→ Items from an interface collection
"""

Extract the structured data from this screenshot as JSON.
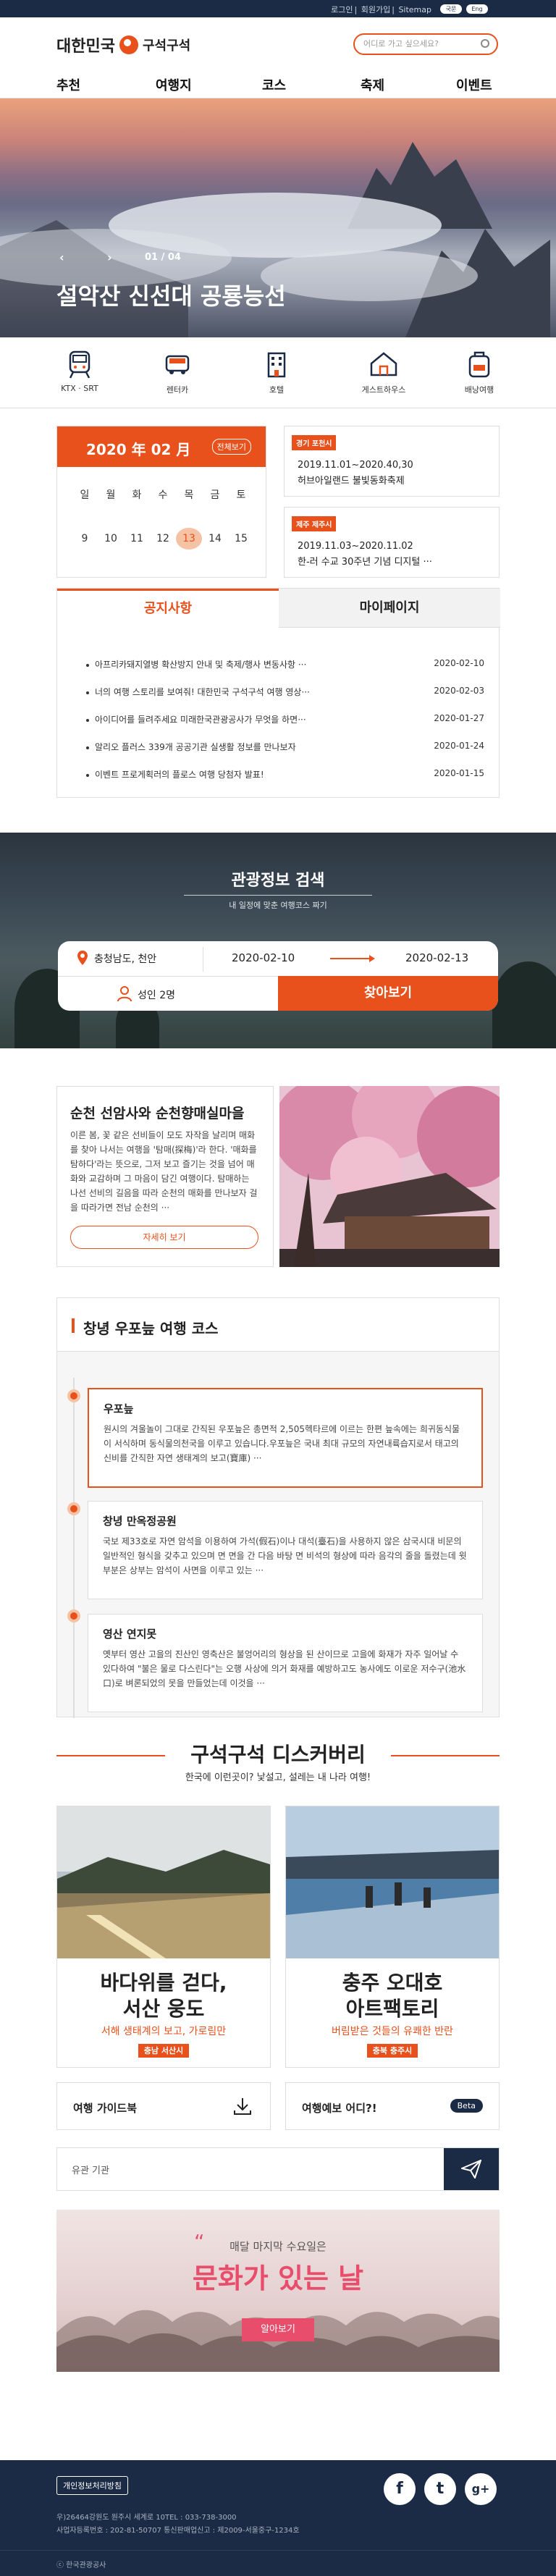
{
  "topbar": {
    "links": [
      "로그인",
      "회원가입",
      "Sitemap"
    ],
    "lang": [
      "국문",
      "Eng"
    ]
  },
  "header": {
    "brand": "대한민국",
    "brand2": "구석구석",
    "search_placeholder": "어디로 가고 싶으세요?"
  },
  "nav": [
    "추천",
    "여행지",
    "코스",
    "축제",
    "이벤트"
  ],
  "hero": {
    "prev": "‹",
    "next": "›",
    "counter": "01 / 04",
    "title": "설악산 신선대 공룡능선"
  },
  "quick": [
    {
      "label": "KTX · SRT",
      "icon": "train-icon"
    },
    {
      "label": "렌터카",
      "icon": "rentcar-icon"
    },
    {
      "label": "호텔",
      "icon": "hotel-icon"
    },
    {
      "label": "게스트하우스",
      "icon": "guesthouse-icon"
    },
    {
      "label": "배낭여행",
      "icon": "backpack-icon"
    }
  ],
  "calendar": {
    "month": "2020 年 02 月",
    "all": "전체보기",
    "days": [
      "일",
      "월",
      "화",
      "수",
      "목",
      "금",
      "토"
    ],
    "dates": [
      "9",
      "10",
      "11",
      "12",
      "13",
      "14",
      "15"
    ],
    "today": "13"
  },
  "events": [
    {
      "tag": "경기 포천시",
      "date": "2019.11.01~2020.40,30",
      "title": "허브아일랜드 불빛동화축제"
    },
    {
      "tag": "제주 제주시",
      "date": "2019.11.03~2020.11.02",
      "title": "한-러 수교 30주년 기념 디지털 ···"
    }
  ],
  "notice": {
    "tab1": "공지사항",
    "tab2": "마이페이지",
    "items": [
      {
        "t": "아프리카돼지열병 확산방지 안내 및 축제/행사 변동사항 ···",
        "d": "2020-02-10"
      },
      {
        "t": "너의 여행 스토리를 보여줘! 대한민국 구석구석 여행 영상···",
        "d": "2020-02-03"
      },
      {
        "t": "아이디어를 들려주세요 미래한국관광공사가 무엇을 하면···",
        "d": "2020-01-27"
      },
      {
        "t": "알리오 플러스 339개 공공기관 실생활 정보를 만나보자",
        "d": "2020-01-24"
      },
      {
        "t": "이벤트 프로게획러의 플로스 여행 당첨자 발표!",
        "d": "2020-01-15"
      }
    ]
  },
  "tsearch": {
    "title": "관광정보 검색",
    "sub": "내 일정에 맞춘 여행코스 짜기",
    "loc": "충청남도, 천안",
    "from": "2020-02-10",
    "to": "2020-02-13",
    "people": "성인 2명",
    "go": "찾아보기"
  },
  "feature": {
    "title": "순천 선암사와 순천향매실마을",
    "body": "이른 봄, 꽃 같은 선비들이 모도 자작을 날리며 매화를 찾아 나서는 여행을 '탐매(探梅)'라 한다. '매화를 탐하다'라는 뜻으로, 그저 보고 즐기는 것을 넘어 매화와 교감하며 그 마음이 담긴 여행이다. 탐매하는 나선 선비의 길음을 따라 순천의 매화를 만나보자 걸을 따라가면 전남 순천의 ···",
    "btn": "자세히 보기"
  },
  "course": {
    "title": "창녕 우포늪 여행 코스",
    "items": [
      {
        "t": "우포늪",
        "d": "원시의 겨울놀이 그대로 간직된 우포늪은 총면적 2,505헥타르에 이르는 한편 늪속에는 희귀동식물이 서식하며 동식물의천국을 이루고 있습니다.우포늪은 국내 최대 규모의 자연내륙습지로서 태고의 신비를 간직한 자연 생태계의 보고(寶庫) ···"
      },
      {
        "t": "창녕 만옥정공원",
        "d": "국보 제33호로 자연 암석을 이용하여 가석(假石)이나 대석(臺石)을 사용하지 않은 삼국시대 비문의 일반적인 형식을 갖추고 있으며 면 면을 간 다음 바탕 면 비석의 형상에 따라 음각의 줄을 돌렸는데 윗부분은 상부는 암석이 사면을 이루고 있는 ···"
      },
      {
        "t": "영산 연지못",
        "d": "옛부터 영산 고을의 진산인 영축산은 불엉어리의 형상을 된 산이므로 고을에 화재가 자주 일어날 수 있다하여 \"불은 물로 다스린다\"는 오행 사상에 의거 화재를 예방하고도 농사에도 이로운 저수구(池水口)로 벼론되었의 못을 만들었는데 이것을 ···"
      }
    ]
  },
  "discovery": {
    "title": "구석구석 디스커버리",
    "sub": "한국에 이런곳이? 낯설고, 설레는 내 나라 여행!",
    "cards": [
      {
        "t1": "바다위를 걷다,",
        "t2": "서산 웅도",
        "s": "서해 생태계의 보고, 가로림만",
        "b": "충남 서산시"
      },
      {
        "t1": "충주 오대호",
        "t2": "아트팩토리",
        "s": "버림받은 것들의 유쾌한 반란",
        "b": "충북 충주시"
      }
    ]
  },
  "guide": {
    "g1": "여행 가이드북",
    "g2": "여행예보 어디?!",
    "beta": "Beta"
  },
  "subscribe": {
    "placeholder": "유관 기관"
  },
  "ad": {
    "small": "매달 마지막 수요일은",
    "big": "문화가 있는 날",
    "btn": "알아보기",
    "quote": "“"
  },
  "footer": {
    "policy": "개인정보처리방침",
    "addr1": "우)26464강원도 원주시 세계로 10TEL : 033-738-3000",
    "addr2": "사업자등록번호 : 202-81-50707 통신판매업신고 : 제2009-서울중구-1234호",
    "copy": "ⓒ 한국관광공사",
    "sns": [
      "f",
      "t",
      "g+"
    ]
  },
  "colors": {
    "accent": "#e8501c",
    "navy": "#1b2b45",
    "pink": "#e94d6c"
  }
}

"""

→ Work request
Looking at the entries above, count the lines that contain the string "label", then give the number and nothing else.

→ Task response
5